Inayat Bunglawala doesn’t agree with Farr at all, really. Rather, Farr is talking about the need for the government to have an answer ready for those who make the argument – which Farr does not find “compelling” – that Qaradawi is an asset to us, in the fight against extremism. In other words, Farr is talking about the need to prepare for the sort of arguments that Bunglawala makes, routinely, in defence of this dangerous extremist:
As a regular past visitor to the UK, he would consistently urge British Muslims to shun all forms of extremism and to focus their energies on ensuring that their children excelled in education. His long experience of dealing with youths influenced by extremist and takfiri ideas (ideas involving accusations of backsliding from Islam) would surely have been a valuable asset in the struggle against al-Qaida-inspired propaganda.

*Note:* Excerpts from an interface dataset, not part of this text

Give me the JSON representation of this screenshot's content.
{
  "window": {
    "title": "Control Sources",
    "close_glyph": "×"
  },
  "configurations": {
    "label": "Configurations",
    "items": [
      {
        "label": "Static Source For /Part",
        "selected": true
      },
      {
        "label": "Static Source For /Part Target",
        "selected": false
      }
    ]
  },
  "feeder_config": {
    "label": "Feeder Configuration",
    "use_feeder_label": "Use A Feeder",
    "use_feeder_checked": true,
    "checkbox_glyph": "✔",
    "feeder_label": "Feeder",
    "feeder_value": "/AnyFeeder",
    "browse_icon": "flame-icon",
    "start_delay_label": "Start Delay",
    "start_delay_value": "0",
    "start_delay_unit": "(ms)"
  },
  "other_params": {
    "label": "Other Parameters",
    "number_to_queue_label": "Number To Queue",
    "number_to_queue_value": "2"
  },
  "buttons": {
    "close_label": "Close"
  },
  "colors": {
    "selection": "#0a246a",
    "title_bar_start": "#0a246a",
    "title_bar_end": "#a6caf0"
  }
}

Inayat Bunglawala wants to reposition himself as an ex-radical who now embraces secular liberal democracy. That is a good thing.
However, can I politely suggest to him that the best way to go about this task is not to argue for Qaradawi’s admission to the United Kingdom, or to misrepresent Charles Farr as a believer in Qaradawi’s ability to prevent British Muslims from joining Al Qaeda. Neither is best served by writing unchallenging articles on Qaradawi’s own website that reinforce the Muslim Brotherhood worldview.
If Inayat wants to be taken seriously, if he is really upset by the suggestion that the only changes in his outlook are superficial and presentational, much much more is needed.